TTUHSC Service Region

The West Texas service region is very unique – it’s often described as “8 hours long by 5 hours wide” to indicate the vast territory. The region is comprised of 105 counties of which 98 are considered rural and over 50% are considered frontier. It is 49% of the Texas land mass and equates to the size of France. Only three states in the United States are larger than the service region. Population density is just under 20 people/square miles (19.8) compared to an estimated East Texas density of 155 people/square mile.

Of the 105 counties in West Texas,

  • 22 counties have no physician
  • 10 do not have a physician, physician assistant or nurse practitioner
  • 21 do not have a community or clinic-based pharmacy
  • 32 do not have a hospital
  • 75% of the region is more than 90 miles from a comprehensive trauma hospital (the only Burn Center for the region is located in Lubbock, Texas and it is also the only Burn Center between Dallas, Texas and Phoenix, Arizona

TTUHSC Meeting the Challenge

To meet those challenges, the Institute develops and coordinates a wide range of rural health and community projects, which include assisting with the creation and implementation of sound rural health policies; focusing on health education and health workforce development; leveraging technology to shrink the distance between rural communities and large centers of health care services; sponsoring and conducting applied research and policy analysis; and improving the health of communities through innovative research, health education and health care service delivery programs.

Of particular note is that programs are available today that can significantly reduce the need for travel in many cases.

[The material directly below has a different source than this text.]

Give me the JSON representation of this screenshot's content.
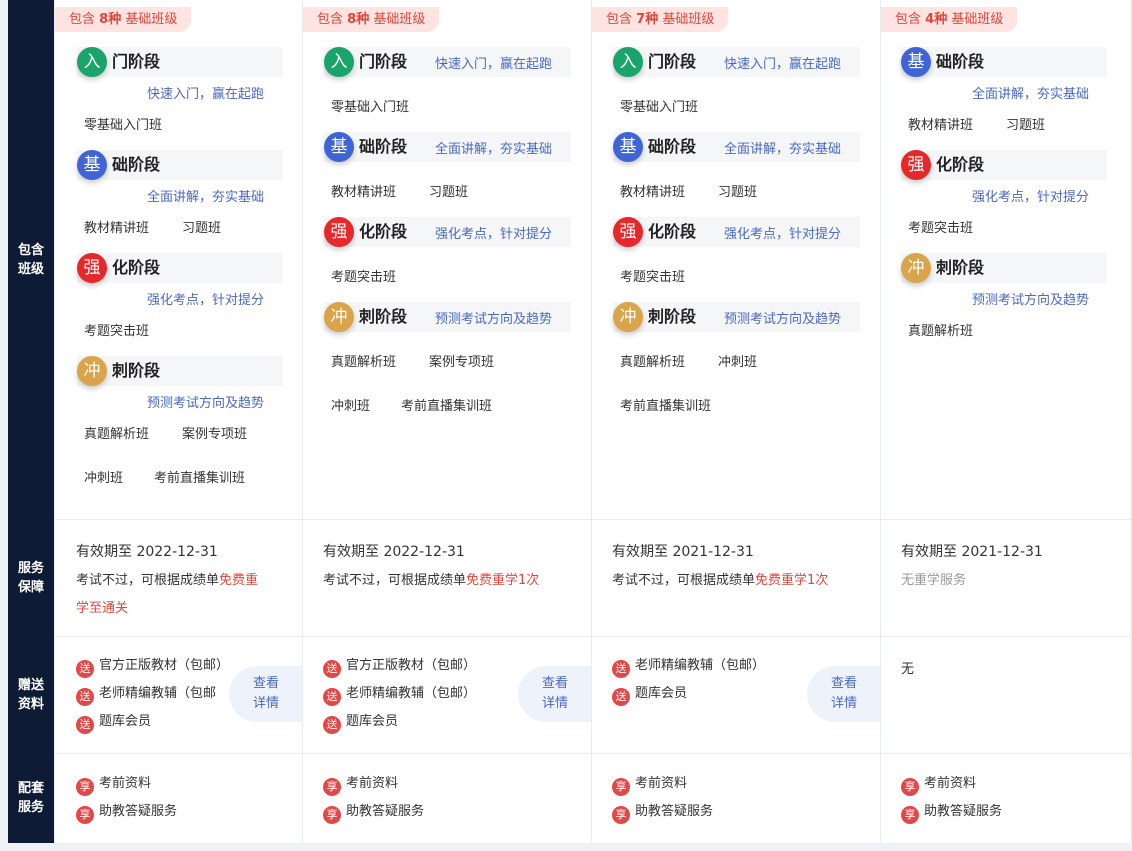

We know that telemedicine is such a program through which the residents of many rural communities can increase access to medical specialty care while reducing the demands on individuals and families.

TTUHSC currently works with twelve communities throughout the service region. These twelve communities include two School Based Health Care Clinics, one FQHC and eight Rural Health Clinics. In addition, three of the TTUHSC regional campuses are equipped with telemedicine capability, allowing patients in El Paso, Amarillo and Odessa to utilize the technology as well.